“It would be misleading to assume that what we do as new professionals in social service system does not require any special training or professional development.” says Mergen. “Not only does it require intensive training, but also close professional supervision, especially for those who are new to this area” he adds up, trying to highlight the importance of professionalism in social work.
It has never been easy to be the first. Being from the rank of the first social workers in Turkmenistan, who received a series of trainings and professional supervisions, Mergen not only provides social services to families in difficult life situations, but is also an active member of a group of theorists and practitioners of social work services, sharing irreplaceable practical knowledge with the teaching staff of universities thereby contributing to the establishment of the Turkmen vocational school of social work and to the development of educational programs in Turkmen universities in the field of social work.
In addition to a three-step course in social work fundamentals, in June Mergen completed a specialized training on supporting families with children in situations of contact or risk of contact with criminal justice. At the end of the course, with the support of the UN Office on Drugs and Crime, he and his colleagues from the Center for Social Services under the Ministry of Labor and Social Protection of the Population of Turkmenistan organized seminars within the framework of the "Strong Families" program. In the workshops, Mergen worked with parents and children to help them develop their skills for coping with stress, better understanding each other and developing resilience in families to cope with difficult life situations.
Dana Aydarova, who participated in the seminars with her 10-year-old daughter, says she and her daughter enjoyed seminars very much and would like to have more activities like this in their community.
“We learnt so much about each other. We also learnt how to be patient, started to better understand each other’s needs and learnt how to be tolerant,” says Dana.
Mergen and his team made assessment of families and will continues to work with some of them according to the “Treatnet Family” programme. These workshops will be offered to a relatively smaller groups over several months until families’ resilience is developed, and until they overcome life difficulties using their own potentials and available sources in the community.
“Today we see the fruits of our hard work” say Mergen, “We held some part of these sessions at “Yenme” public association and some part at the Centers for elderly people and people with disabilities of the Ministry of Labour and Social Protection of Population of Turkmenistan.”
Annatach Mamedova, UNODC Officer, says: “In partnership with civil society organization and government agencies, UNODC pilots 3 community-based social services and the social service for families in difficult life situations is one of them.
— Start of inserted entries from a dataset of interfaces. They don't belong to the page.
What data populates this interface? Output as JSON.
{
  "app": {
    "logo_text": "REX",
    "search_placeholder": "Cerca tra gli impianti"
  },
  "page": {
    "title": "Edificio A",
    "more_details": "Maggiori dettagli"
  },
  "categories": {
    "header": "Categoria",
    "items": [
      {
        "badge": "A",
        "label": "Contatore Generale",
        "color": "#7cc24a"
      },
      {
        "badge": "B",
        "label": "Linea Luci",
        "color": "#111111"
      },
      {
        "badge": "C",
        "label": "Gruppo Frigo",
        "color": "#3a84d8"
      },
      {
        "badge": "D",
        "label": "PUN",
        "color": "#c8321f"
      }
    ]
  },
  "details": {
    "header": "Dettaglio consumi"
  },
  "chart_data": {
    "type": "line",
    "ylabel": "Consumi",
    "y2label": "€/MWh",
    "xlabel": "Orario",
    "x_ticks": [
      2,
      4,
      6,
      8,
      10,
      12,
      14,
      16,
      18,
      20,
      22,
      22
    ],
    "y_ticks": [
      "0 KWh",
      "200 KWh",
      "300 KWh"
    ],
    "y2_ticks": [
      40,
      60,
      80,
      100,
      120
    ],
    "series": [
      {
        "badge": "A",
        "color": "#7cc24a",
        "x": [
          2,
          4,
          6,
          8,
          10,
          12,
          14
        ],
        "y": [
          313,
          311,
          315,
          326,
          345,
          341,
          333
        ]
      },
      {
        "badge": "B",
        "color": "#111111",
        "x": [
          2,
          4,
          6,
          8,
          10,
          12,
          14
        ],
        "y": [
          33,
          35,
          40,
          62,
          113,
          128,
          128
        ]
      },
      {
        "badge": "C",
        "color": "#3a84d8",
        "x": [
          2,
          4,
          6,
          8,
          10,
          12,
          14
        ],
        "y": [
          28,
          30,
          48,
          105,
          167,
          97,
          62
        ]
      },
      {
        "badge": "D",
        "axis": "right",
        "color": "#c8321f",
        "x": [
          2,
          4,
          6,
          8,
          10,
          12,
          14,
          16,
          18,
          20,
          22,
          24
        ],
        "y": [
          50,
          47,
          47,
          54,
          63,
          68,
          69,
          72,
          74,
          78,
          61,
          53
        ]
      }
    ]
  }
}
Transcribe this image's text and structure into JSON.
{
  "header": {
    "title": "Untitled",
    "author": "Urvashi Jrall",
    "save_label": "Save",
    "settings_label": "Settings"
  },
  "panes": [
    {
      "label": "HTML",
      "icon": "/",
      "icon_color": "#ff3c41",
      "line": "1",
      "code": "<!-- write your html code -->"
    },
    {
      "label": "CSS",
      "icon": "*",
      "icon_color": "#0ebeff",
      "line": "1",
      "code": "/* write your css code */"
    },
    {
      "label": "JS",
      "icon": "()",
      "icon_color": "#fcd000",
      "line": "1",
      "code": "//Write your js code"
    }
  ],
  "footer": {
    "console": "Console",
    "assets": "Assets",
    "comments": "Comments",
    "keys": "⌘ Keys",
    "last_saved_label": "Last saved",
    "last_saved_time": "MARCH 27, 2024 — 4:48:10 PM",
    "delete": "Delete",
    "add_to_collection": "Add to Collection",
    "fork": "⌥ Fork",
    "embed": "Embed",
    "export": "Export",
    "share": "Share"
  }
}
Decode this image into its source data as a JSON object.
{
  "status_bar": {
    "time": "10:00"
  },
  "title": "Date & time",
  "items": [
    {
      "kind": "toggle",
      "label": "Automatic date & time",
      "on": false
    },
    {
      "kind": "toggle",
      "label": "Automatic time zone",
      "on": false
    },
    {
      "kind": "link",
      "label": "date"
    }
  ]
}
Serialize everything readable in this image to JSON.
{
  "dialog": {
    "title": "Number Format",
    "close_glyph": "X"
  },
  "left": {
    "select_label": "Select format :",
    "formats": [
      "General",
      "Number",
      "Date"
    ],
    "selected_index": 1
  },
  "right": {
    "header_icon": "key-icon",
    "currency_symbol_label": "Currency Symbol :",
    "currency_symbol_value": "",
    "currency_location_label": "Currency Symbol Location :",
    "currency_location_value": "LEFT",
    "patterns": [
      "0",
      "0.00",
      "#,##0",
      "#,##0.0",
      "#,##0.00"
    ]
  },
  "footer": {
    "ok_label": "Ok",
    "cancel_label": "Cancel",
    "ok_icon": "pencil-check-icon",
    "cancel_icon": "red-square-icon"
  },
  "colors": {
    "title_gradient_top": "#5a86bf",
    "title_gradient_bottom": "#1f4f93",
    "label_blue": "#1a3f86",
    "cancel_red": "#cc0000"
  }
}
Mergen and many other representatives of our national partners participated in service trainings before starting to provide them at community level.”
She also added that, other than Mergen’s team, some schoolteachers, narcologists and representatives of two CSOs also formed their own groups to provide similar services at community level.
Mergen and his colleagues collaborate with different government and non-government agencies when providing services to these families.
“Working with different agencies and institutions in social work is not easy when you are not professionally prepared for that. It took a while for us to develop necessary skills and now most of my colleagues are building bridges between different agencies and social service providers so that beneficiaries would have an opportunity to use all available resources in their communities,” says Mergen.
Building rapport both with service users and different service providers helps social workers be more efficient in their work. Despite short period of their work, new social workers proved themselves to be successful in implementing their responsibilities. They gained much recognition by government agencies and CSOs involved in social service provision.
Turkmenistan Government widely support new initiatives in improving social service provision system of the country with a new model of social services. The hope is that all new services piloted as part of the Joint Programme will be prove to be useful and people in need will have more choices at their communities to overcome life challenges. This is important for ensuring the rights of all people to improve their life conditions with their own active involvement in decision making and participation in social service provision.